America’s Risky Approach to Artificial Intelligence

Beijing’s national obsession is now winning the race to artificial intelligence, allocating billions of dollars to the cause and setting 2030 as the target year to dominate the world. Not to be defeated, President Vladimir Putin of Russia just declared that whoever masters A.I. “will become the leader of the world.”

To be sure, the bold promises made by A.I.’s true believers can seem extreme; today’s A.I. technologies are beneficial only in narrow situations. But if there is even a slight chance that the race to build powerful A.I. will establish the future of the world — and that does appear to be at least a probability — the United States and the rest of the West are taking an astonishingly easy-going and alarmingly risky approach to the technology.

The American tech industry, which makes most of its money in advertising and selling personal gadgets, the plan now seems to be to serve as champions of the West. Those businesses, it is anticipated, will research, develop and disseminate the most significant basic technologies of the future. Companies such as Google, Apple and Microsoft are formidable entities, with great talent and resources that approximate those of small countries. But they don’t have the resources of large countries, nor do they have incentives that entirely align with the public interest.

If the race for formidable A.I. is indeed a race among civilizations for control of the future, the United States and European nations ought to be spending at least 50 times the amount they do on public funding of basic A.I. research. Their model should be the research that steered to the internet, funded by the Advanced Research Projects Agency, generated by the Eisenhower administration and arguably the most successful publicly funded science project in American history.

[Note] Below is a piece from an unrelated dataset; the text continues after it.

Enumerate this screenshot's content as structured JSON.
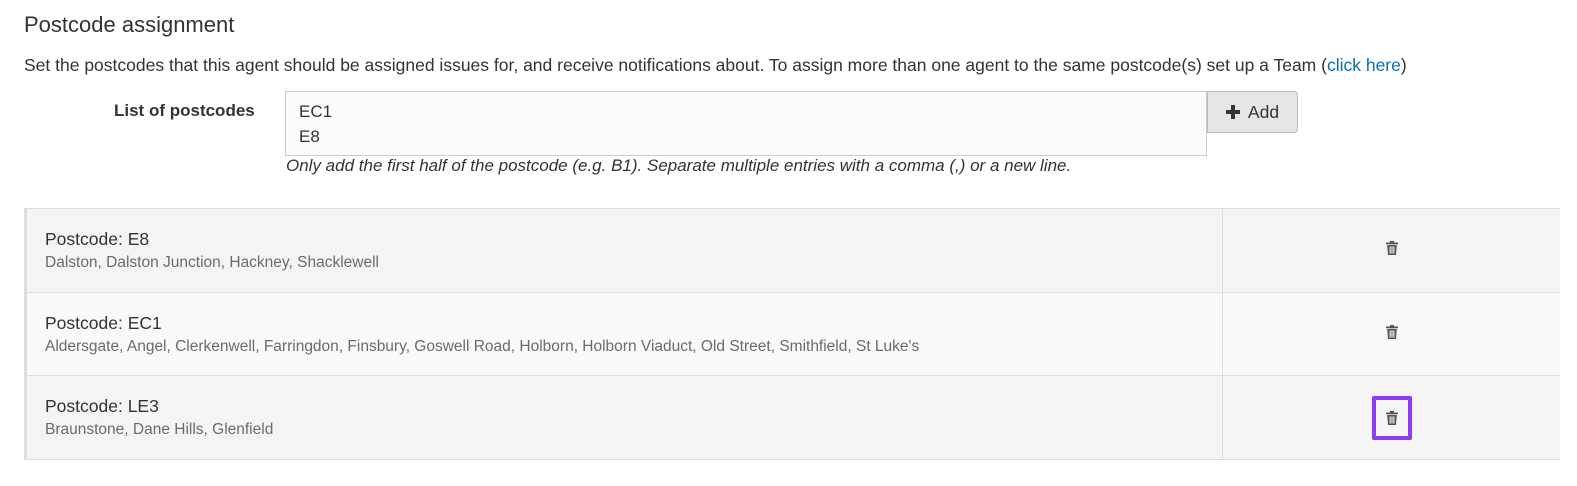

To their credit, companies like Google, Amazon, Microsoft and Apple are spending substantial money on advanced research. Google has been prepared to lose about $500 million a year on DeepMind, an artificial intelligence lab, and Microsoft has invested $1 billion in its self-governing OpenAI laboratory.